■ TASK INPUT
......
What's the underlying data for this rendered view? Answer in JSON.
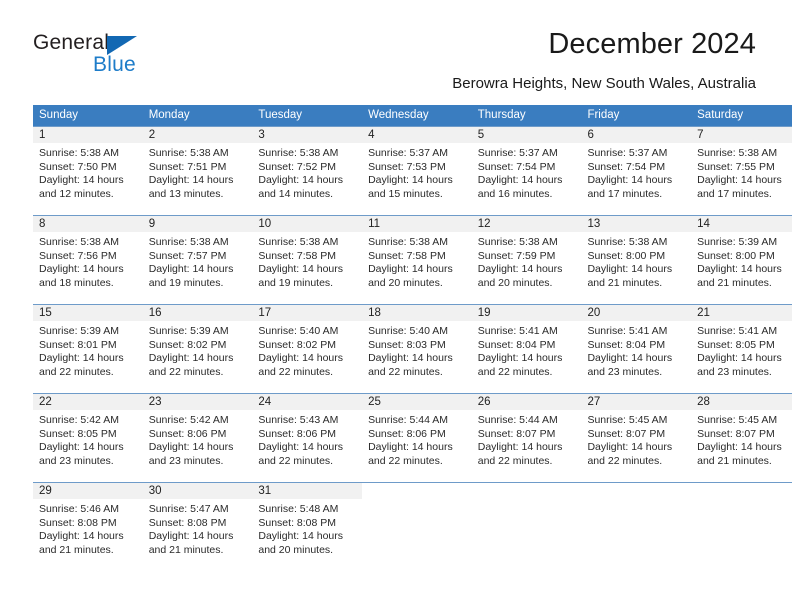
{
  "brand": {
    "name_part1": "General",
    "name_part2": "Blue",
    "accent_color": "#1d7cc9",
    "triangle_color": "#1268b3"
  },
  "header": {
    "title": "December 2024",
    "subtitle": "Berowra Heights, New South Wales, Australia"
  },
  "calendar": {
    "header_background": "#3a7dc0",
    "daynum_background": "#f1f1f1",
    "weekdays": [
      "Sunday",
      "Monday",
      "Tuesday",
      "Wednesday",
      "Thursday",
      "Friday",
      "Saturday"
    ],
    "weeks": [
      [
        {
          "day": "1",
          "sunrise": "Sunrise: 5:38 AM",
          "sunset": "Sunset: 7:50 PM",
          "daylight1": "Daylight: 14 hours",
          "daylight2": "and 12 minutes."
        },
        {
          "day": "2",
          "sunrise": "Sunrise: 5:38 AM",
          "sunset": "Sunset: 7:51 PM",
          "daylight1": "Daylight: 14 hours",
          "daylight2": "and 13 minutes."
        },
        {
          "day": "3",
          "sunrise": "Sunrise: 5:38 AM",
          "sunset": "Sunset: 7:52 PM",
          "daylight1": "Daylight: 14 hours",
          "daylight2": "and 14 minutes."
        },
        {
          "day": "4",
          "sunrise": "Sunrise: 5:37 AM",
          "sunset": "Sunset: 7:53 PM",
          "daylight1": "Daylight: 14 hours",
          "daylight2": "and 15 minutes."
        },
        {
          "day": "5",
          "sunrise": "Sunrise: 5:37 AM",
          "sunset": "Sunset: 7:54 PM",
          "daylight1": "Daylight: 14 hours",
          "daylight2": "and 16 minutes."
        },
        {
          "day": "6",
          "sunrise": "Sunrise: 5:37 AM",
          "sunset": "Sunset: 7:54 PM",
          "daylight1": "Daylight: 14 hours",
          "daylight2": "and 17 minutes."
        },
        {
          "day": "7",
          "sunrise": "Sunrise: 5:38 AM",
          "sunset": "Sunset: 7:55 PM",
          "daylight1": "Daylight: 14 hours",
          "daylight2": "and 17 minutes."
        }
      ],
      [
        {
          "day": "8",
          "sunrise": "Sunrise: 5:38 AM",
          "sunset": "Sunset: 7:56 PM",
          "daylight1": "Daylight: 14 hours",
          "daylight2": "and 18 minutes."
        },
        {
          "day": "9",
          "sunrise": "Sunrise: 5:38 AM",
          "sunset": "Sunset: 7:57 PM",
          "daylight1": "Daylight: 14 hours",
          "daylight2": "and 19 minutes."
        },
        {
          "day": "10",
          "sunrise": "Sunrise: 5:38 AM",
          "sunset": "Sunset: 7:58 PM",
          "daylight1": "Daylight: 14 hours",
          "daylight2": "and 19 minutes."
        },
        {
          "day": "11",
          "sunrise": "Sunrise: 5:38 AM",
          "sunset": "Sunset: 7:58 PM",
          "daylight1": "Daylight: 14 hours",
          "daylight2": "and 20 minutes."
        },
        {
          "day": "12",
          "sunrise": "Sunrise: 5:38 AM",
          "sunset": "Sunset: 7:59 PM",
          "daylight1": "Daylight: 14 hours",
          "daylight2": "and 20 minutes."
        },
        {
          "day": "13",
          "sunrise": "Sunrise: 5:38 AM",
          "sunset": "Sunset: 8:00 PM",
          "daylight1": "Daylight: 14 hours",
          "daylight2": "and 21 minutes."
        },
        {
          "day": "14",
          "sunrise": "Sunrise: 5:39 AM",
          "sunset": "Sunset: 8:00 PM",
          "daylight1": "Daylight: 14 hours",
          "daylight2": "and 21 minutes."
        }
      ],
      [
        {
          "day": "15",
          "sunrise": "Sunrise: 5:39 AM",
          "sunset": "Sunset: 8:01 PM",
          "daylight1": "Daylight: 14 hours",
          "daylight2": "and 22 minutes."
        },
        {
          "day": "16",
          "sunrise": "Sunrise: 5:39 AM",
          "sunset": "Sunset: 8:02 PM",
          "daylight1": "Daylight: 14 hours",
          "daylight2": "and 22 minutes."
        },
        {
          "day": "17",
          "sunrise": "Sunrise: 5:40 AM",
          "sunset": "Sunset: 8:02 PM",
          "daylight1": "Daylight: 14 hours",
          "daylight2": "and 22 minutes."
        },
        {
          "day": "18",
          "sunrise": "Sunrise: 5:40 AM",
          "sunset": "Sunset: 8:03 PM",
          "daylight1": "Daylight: 14 hours",
          "daylight2": "and 22 minutes."
        },
        {
          "day": "19",
          "sunrise": "Sunrise: 5:41 AM",
          "sunset": "Sunset: 8:04 PM",
          "daylight1": "Daylight: 14 hours",
          "daylight2": "and 22 minutes."
        },
        {
          "day": "20",
          "sunrise": "Sunrise: 5:41 AM",
          "sunset": "Sunset: 8:04 PM",
          "daylight1": "Daylight: 14 hours",
          "daylight2": "and 23 minutes."
        },
        {
          "day": "21",
          "sunrise": "Sunrise: 5:41 AM",
          "sunset": "Sunset: 8:05 PM",
          "daylight1": "Daylight: 14 hours",
          "daylight2": "and 23 minutes."
        }
      ],
      [
        {
          "day": "22",
          "sunrise": "Sunrise: 5:42 AM",
          "sunset": "Sunset: 8:05 PM",
          "daylight1": "Daylight: 14 hours",
          "daylight2": "and 23 minutes."
        },
        {
          "day": "23",
          "sunrise": "Sunrise: 5:42 AM",
          "sunset": "Sunset: 8:06 PM",
          "daylight1": "Daylight: 14 hours",
          "daylight2": "and 23 minutes."
        },
        {
          "day": "24",
          "sunrise": "Sunrise: 5:43 AM",
          "sunset": "Sunset: 8:06 PM",
          "daylight1": "Daylight: 14 hours",
          "daylight2": "and 22 minutes."
        },
        {
          "day": "25",
          "sunrise": "Sunrise: 5:44 AM",
          "sunset": "Sunset: 8:06 PM",
          "daylight1": "Daylight: 14 hours",
          "daylight2": "and 22 minutes."
        },
        {
          "day": "26",
          "sunrise": "Sunrise: 5:44 AM",
          "sunset": "Sunset: 8:07 PM",
          "daylight1": "Daylight: 14 hours",
          "daylight2": "and 22 minutes."
        },
        {
          "day": "27",
          "sunrise": "Sunrise: 5:45 AM",
          "sunset": "Sunset: 8:07 PM",
          "daylight1": "Daylight: 14 hours",
          "daylight2": "and 22 minutes."
        },
        {
          "day": "28",
          "sunrise": "Sunrise: 5:45 AM",
          "sunset": "Sunset: 8:07 PM",
          "daylight1": "Daylight: 14 hours",
          "daylight2": "and 21 minutes."
        }
      ],
      [
        {
          "day": "29",
          "sunrise": "Sunrise: 5:46 AM",
          "sunset": "Sunset: 8:08 PM",
          "daylight1": "Daylight: 14 hours",
          "daylight2": "and 21 minutes."
        },
        {
          "day": "30",
          "sunrise": "Sunrise: 5:47 AM",
          "sunset": "Sunset: 8:08 PM",
          "daylight1": "Daylight: 14 hours",
          "daylight2": "and 21 minutes."
        },
        {
          "day": "31",
          "sunrise": "Sunrise: 5:48 AM",
          "sunset": "Sunset: 8:08 PM",
          "daylight1": "Daylight: 14 hours",
          "daylight2": "and 20 minutes."
        },
        {
          "day": "",
          "sunrise": "",
          "sunset": "",
          "daylight1": "",
          "daylight2": ""
        },
        {
          "day": "",
          "sunrise": "",
          "sunset": "",
          "daylight1": "",
          "daylight2": ""
        },
        {
          "day": "",
          "sunrise": "",
          "sunset": "",
          "daylight1": "",
          "daylight2": ""
        },
        {
          "day": "",
          "sunrise": "",
          "sunset": "",
          "daylight1": "",
          "daylight2": ""
        }
      ]
    ]
  }
}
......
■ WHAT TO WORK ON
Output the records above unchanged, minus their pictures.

■ RESPONSE BOX
What's the underlying data for this rendered view? Answer in JSON.
{
  "brand": {
    "name_part1": "General",
    "name_part2": "Blue",
    "accent_color": "#1d7cc9",
    "triangle_color": "#1268b3"
  },
  "header": {
    "title": "December 2024",
    "subtitle": "Berowra Heights, New South Wales, Australia"
  },
  "calendar": {
    "header_background": "#3a7dc0",
    "daynum_background": "#f1f1f1",
    "weekdays": [
      "Sunday",
      "Monday",
      "Tuesday",
      "Wednesday",
      "Thursday",
      "Friday",
      "Saturday"
    ],
    "weeks": [
      [
        {
          "day": "1",
          "sunrise": "Sunrise: 5:38 AM",
          "sunset": "Sunset: 7:50 PM",
          "daylight1": "Daylight: 14 hours",
          "daylight2": "and 12 minutes."
        },
        {
          "day": "2",
          "sunrise": "Sunrise: 5:38 AM",
          "sunset": "Sunset: 7:51 PM",
          "daylight1": "Daylight: 14 hours",
          "daylight2": "and 13 minutes."
        },
        {
          "day": "3",
          "sunrise": "Sunrise: 5:38 AM",
          "sunset": "Sunset: 7:52 PM",
          "daylight1": "Daylight: 14 hours",
          "daylight2": "and 14 minutes."
        },
        {
          "day": "4",
          "sunrise": "Sunrise: 5:37 AM",
          "sunset": "Sunset: 7:53 PM",
          "daylight1": "Daylight: 14 hours",
          "daylight2": "and 15 minutes."
        },
        {
          "day": "5",
          "sunrise": "Sunrise: 5:37 AM",
          "sunset": "Sunset: 7:54 PM",
          "daylight1": "Daylight: 14 hours",
          "daylight2": "and 16 minutes."
        },
        {
          "day": "6",
          "sunrise": "Sunrise: 5:37 AM",
          "sunset": "Sunset: 7:54 PM",
          "daylight1": "Daylight: 14 hours",
          "daylight2": "and 17 minutes."
        },
        {
          "day": "7",
          "sunrise": "Sunrise: 5:38 AM",
          "sunset": "Sunset: 7:55 PM",
          "daylight1": "Daylight: 14 hours",
          "daylight2": "and 17 minutes."
        }
      ],
      [
        {
          "day": "8",
          "sunrise": "Sunrise: 5:38 AM",
          "sunset": "Sunset: 7:56 PM",
          "daylight1": "Daylight: 14 hours",
          "daylight2": "and 18 minutes."
        },
        {
          "day": "9",
          "sunrise": "Sunrise: 5:38 AM",
          "sunset": "Sunset: 7:57 PM",
          "daylight1": "Daylight: 14 hours",
          "daylight2": "and 19 minutes."
        },
        {
          "day": "10",
          "sunrise": "Sunrise: 5:38 AM",
          "sunset": "Sunset: 7:58 PM",
          "daylight1": "Daylight: 14 hours",
          "daylight2": "and 19 minutes."
        },
        {
          "day": "11",
          "sunrise": "Sunrise: 5:38 AM",
          "sunset": "Sunset: 7:58 PM",
          "daylight1": "Daylight: 14 hours",
          "daylight2": "and 20 minutes."
        },
        {
          "day": "12",
          "sunrise": "Sunrise: 5:38 AM",
          "sunset": "Sunset: 7:59 PM",
          "daylight1": "Daylight: 14 hours",
          "daylight2": "and 20 minutes."
        },
        {
          "day": "13",
          "sunrise": "Sunrise: 5:38 AM",
          "sunset": "Sunset: 8:00 PM",
          "daylight1": "Daylight: 14 hours",
          "daylight2": "and 21 minutes."
        },
        {
          "day": "14",
          "sunrise": "Sunrise: 5:39 AM",
          "sunset": "Sunset: 8:00 PM",
          "daylight1": "Daylight: 14 hours",
          "daylight2": "and 21 minutes."
        }
      ],
      [
        {
          "day": "15",
          "sunrise": "Sunrise: 5:39 AM",
          "sunset": "Sunset: 8:01 PM",
          "daylight1": "Daylight: 14 hours",
          "daylight2": "and 22 minutes."
        },
        {
          "day": "16",
          "sunrise": "Sunrise: 5:39 AM",
          "sunset": "Sunset: 8:02 PM",
          "daylight1": "Daylight: 14 hours",
          "daylight2": "and 22 minutes."
        },
        {
          "day": "17",
          "sunrise": "Sunrise: 5:40 AM",
          "sunset": "Sunset: 8:02 PM",
          "daylight1": "Daylight: 14 hours",
          "daylight2": "and 22 minutes."
        },
        {
          "day": "18",
          "sunrise": "Sunrise: 5:40 AM",
          "sunset": "Sunset: 8:03 PM",
          "daylight1": "Daylight: 14 hours",
          "daylight2": "and 22 minutes."
        },
        {
          "day": "19",
          "sunrise": "Sunrise: 5:41 AM",
          "sunset": "Sunset: 8:04 PM",
          "daylight1": "Daylight: 14 hours",
          "daylight2": "and 22 minutes."
        },
        {
          "day": "20",
          "sunrise": "Sunrise: 5:41 AM",
          "sunset": "Sunset: 8:04 PM",
          "daylight1": "Daylight: 14 hours",
          "daylight2": "and 23 minutes."
        },
        {
          "day": "21",
          "sunrise": "Sunrise: 5:41 AM",
          "sunset": "Sunset: 8:05 PM",
          "daylight1": "Daylight: 14 hours",
          "daylight2": "and 23 minutes."
        }
      ],
      [
        {
          "day": "22",
          "sunrise": "Sunrise: 5:42 AM",
          "sunset": "Sunset: 8:05 PM",
          "daylight1": "Daylight: 14 hours",
          "daylight2": "and 23 minutes."
        },
        {
          "day": "23",
          "sunrise": "Sunrise: 5:42 AM",
          "sunset": "Sunset: 8:06 PM",
          "daylight1": "Daylight: 14 hours",
          "daylight2": "and 23 minutes."
        },
        {
          "day": "24",
          "sunrise": "Sunrise: 5:43 AM",
          "sunset": "Sunset: 8:06 PM",
          "daylight1": "Daylight: 14 hours",
          "daylight2": "and 22 minutes."
        },
        {
          "day": "25",
          "sunrise": "Sunrise: 5:44 AM",
          "sunset": "Sunset: 8:06 PM",
          "daylight1": "Daylight: 14 hours",
          "daylight2": "and 22 minutes."
        },
        {
          "day": "26",
          "sunrise": "Sunrise: 5:44 AM",
          "sunset": "Sunset: 8:07 PM",
          "daylight1": "Daylight: 14 hours",
          "daylight2": "and 22 minutes."
        },
        {
          "day": "27",
          "sunrise": "Sunrise: 5:45 AM",
          "sunset": "Sunset: 8:07 PM",
          "daylight1": "Daylight: 14 hours",
          "daylight2": "and 22 minutes."
        },
        {
          "day": "28",
          "sunrise": "Sunrise: 5:45 AM",
          "sunset": "Sunset: 8:07 PM",
          "daylight1": "Daylight: 14 hours",
          "daylight2": "and 21 minutes."
        }
      ],
      [
        {
          "day": "29",
          "sunrise": "Sunrise: 5:46 AM",
          "sunset": "Sunset: 8:08 PM",
          "daylight1": "Daylight: 14 hours",
          "daylight2": "and 21 minutes."
        },
        {
          "day": "30",
          "sunrise": "Sunrise: 5:47 AM",
          "sunset": "Sunset: 8:08 PM",
          "daylight1": "Daylight: 14 hours",
          "daylight2": "and 21 minutes."
        },
        {
          "day": "31",
          "sunrise": "Sunrise: 5:48 AM",
          "sunset": "Sunset: 8:08 PM",
          "daylight1": "Daylight: 14 hours",
          "daylight2": "and 20 minutes."
        },
        {
          "day": "",
          "sunrise": "",
          "sunset": "",
          "daylight1": "",
          "daylight2": ""
        },
        {
          "day": "",
          "sunrise": "",
          "sunset": "",
          "daylight1": "",
          "daylight2": ""
        },
        {
          "day": "",
          "sunrise": "",
          "sunset": "",
          "daylight1": "",
          "daylight2": ""
        },
        {
          "day": "",
          "sunrise": "",
          "sunset": "",
          "daylight1": "",
          "daylight2": ""
        }
      ]
    ]
  }
}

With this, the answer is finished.